By the time my taxi reached the portico of the elegant colonial mansion where I’d be running an executive communication workshop with 40 international bankers, I’d chosen my mantra. I repeated it to myself as I bumped my drag bag up the broad front stairs. Inside the bag were 40 copies of my book on presentation skills. Knowing my subject, having hundreds of hours of experience, and producing that book didn’t mean that I should have no need for a mantra. Instead, it meant that I understood the importance of a strategy for stress.
I don’t think one mantra necessarily fits all, so I find myself developing new ones on the fly. Once, walking up to a microphone in front of 250 people, it was “I know the words to this song.” At other times it’s been “Most people are very nice,” or “I’ll think of something.”
This time, it was “I’m here to serve.” Taking the emphasis off yourself and placing it on your audience and their needs is magic. I went in with that as an attitude, and as a fallback position, and introduced myself to the roomful of crackling intelligence and body language.

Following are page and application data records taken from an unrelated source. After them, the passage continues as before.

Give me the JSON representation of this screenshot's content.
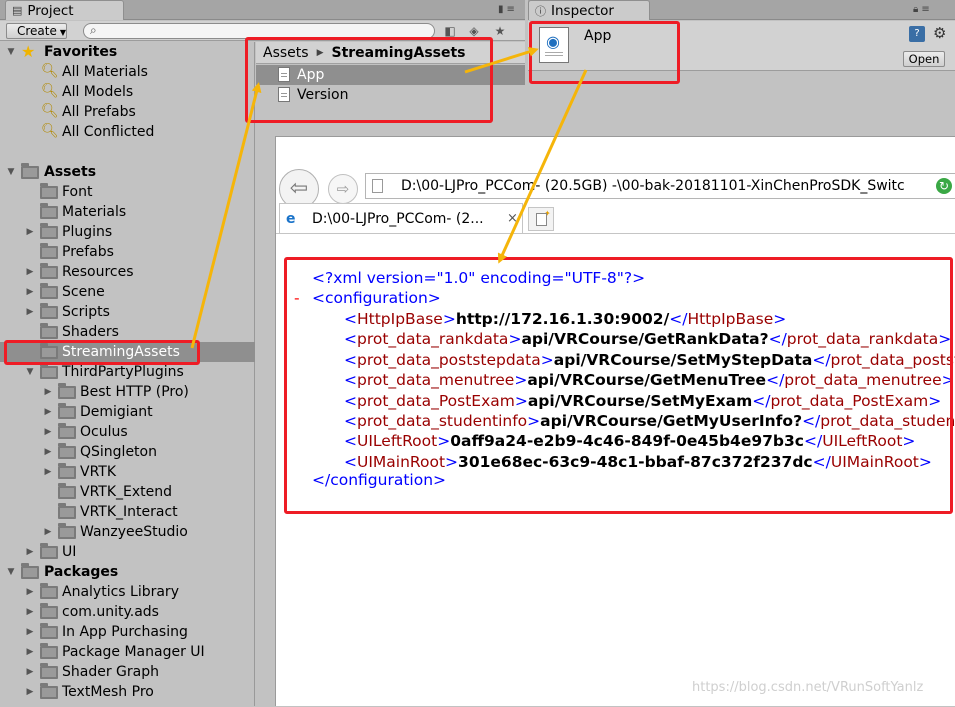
{
  "project": {
    "tab_label": "Project",
    "create_label": "Create",
    "search_value": "",
    "favorites": {
      "label": "Favorites",
      "items": [
        "All Materials",
        "All Models",
        "All Prefabs",
        "All Conflicted"
      ]
    },
    "assets": {
      "label": "Assets",
      "items": [
        "Font",
        "Materials",
        "Plugins",
        "Prefabs",
        "Resources",
        "Scene",
        "Scripts",
        "Shaders",
        "StreamingAssets",
        "ThirdPartyPlugins",
        "UI"
      ],
      "thirdparty_children": [
        "Best HTTP (Pro)",
        "Demigiant",
        "Oculus",
        "QSingleton",
        "VRTK",
        "VRTK_Extend",
        "VRTK_Interact",
        "WanzyeeStudio"
      ]
    },
    "packages": {
      "label": "Packages",
      "items": [
        "Analytics Library",
        "com.unity.ads",
        "In App Purchasing",
        "Package Manager UI",
        "Shader Graph",
        "TextMesh Pro"
      ]
    }
  },
  "asset_list": {
    "breadcrumb_root": "Assets",
    "breadcrumb_current": "StreamingAssets",
    "items": [
      "App",
      "Version"
    ]
  },
  "inspector": {
    "tab_label": "Inspector",
    "title": "App",
    "open_label": "Open"
  },
  "browser": {
    "address": "D:\\00-LJPro_PCCom-  (20.5GB)  -\\00-bak-20181101-XinChenProSDK_Switc",
    "tab_title": "D:\\00-LJPro_PCCom-  (2...",
    "tab_close": "×",
    "xml": {
      "decl": "<?xml version=\"1.0\" encoding=\"UTF-8\"?>",
      "collapse_marker": "-",
      "root_open": "<configuration>",
      "root_close": "</configuration>",
      "entries": [
        {
          "tag": "HttpIpBase",
          "value": "http://172.16.1.30:9002/"
        },
        {
          "tag": "prot_data_rankdata",
          "value": "api/VRCourse/GetRankData?"
        },
        {
          "tag": "prot_data_poststepdata",
          "value": "api/VRCourse/SetMyStepData"
        },
        {
          "tag": "prot_data_menutree",
          "value": "api/VRCourse/GetMenuTree"
        },
        {
          "tag": "prot_data_PostExam",
          "value": "api/VRCourse/SetMyExam"
        },
        {
          "tag": "prot_data_studentinfo",
          "value": "api/VRCourse/GetMyUserInfo?"
        },
        {
          "tag": "UILeftRoot",
          "value": "0aff9a24-e2b9-4c46-849f-0e45b4e97b3c"
        },
        {
          "tag": "UIMainRoot",
          "value": "301e68ec-63c9-48c1-bbaf-87c372f237dc"
        }
      ]
    }
  },
  "watermark": "https://blog.csdn.net/VRunSoftYanlz",
  "colors": {
    "annotation_red": "#ee1c25",
    "annotation_arrow": "#f5b50a",
    "xml_markup_blue": "#0000ff",
    "xml_tag_red": "#990000"
  }
}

Good thing, too. Within a few minutes of my introduction, I put up a slide showing a definition of leadership. A large fellow in the middle of the room interrupted me. “I don’t mean to be rude,” he said, “but that type of definition is exactly why I never read books on leadership.”
I can feel you feeling for me. I felt for me too, for a moment, and I have to admit I don’t remember a lot of what I said to him right away. I know I tried to show him what I liked about the definition, but within a short while I was falling back on being there to serve. I decided to accept his stance, skipped the next slide, and started the group off on an activity they could all be involved in.

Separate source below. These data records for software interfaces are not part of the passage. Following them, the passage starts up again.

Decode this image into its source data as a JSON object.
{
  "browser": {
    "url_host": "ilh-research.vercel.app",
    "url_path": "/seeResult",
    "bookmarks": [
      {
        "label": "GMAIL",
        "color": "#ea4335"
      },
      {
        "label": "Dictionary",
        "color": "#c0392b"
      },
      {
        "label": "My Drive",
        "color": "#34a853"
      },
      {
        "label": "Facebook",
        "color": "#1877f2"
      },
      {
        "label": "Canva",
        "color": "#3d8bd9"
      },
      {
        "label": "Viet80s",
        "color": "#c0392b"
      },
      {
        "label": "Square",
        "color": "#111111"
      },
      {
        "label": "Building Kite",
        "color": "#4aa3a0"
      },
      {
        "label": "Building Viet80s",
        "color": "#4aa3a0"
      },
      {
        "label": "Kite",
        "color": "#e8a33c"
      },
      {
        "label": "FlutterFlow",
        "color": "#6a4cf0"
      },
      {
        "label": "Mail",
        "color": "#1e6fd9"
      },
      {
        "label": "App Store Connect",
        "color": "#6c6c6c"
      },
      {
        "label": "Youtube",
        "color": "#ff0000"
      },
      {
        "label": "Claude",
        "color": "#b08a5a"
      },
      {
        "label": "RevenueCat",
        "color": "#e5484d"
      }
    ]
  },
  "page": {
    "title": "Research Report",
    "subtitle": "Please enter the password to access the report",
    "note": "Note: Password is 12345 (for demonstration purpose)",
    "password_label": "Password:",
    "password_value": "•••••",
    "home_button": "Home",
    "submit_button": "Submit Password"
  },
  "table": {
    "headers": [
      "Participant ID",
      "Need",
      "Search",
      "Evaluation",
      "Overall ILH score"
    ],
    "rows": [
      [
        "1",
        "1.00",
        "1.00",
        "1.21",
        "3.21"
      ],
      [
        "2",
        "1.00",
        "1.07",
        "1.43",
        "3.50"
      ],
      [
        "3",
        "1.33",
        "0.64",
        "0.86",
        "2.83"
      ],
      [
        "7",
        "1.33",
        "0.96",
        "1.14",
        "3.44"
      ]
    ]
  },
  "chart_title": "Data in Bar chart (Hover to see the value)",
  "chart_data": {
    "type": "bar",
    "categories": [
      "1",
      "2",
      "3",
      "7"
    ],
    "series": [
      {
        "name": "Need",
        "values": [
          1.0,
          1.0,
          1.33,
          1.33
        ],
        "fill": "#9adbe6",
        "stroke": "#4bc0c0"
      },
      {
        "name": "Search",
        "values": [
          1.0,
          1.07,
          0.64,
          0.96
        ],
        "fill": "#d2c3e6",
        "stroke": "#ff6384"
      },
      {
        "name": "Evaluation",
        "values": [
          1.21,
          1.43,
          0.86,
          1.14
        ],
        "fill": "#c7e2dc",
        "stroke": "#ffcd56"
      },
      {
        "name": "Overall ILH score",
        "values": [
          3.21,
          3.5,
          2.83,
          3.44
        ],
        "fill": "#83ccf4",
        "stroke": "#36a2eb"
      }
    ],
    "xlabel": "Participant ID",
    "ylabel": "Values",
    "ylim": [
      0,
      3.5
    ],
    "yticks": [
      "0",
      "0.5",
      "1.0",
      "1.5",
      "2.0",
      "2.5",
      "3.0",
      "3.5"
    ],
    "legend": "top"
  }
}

“I hope you don’t mind,” that fellow said when we broke for coffee. “Of course not,” I told him, honestly. He was making my life interesting. What’s more, he was giving me the opportunity to practice what I preach. When under pressure, stay alert to the needs of others.
I spent a lot of time that day fielding questions about delivering an important message under pressure. People worry about it so very much. This meant that just about every time I offered a strategy for success, someone would pipe up with a response that started with “But”: “But sometimes there isn’t enough time to prepare,” “But sometimes the audience is unresponsive,” “But sometimes you’re talking to two hundred people.”
“So,” I said to them, “let’s get really nervous about that, shall we?” Leadership has a lot to do with ignoring the questions—one’s own questions—that start with “But.” Give it a try. And remember, most people are very nice. You’ll think of something. And if you are privileged with a leadership position, you are absolutely there to serve.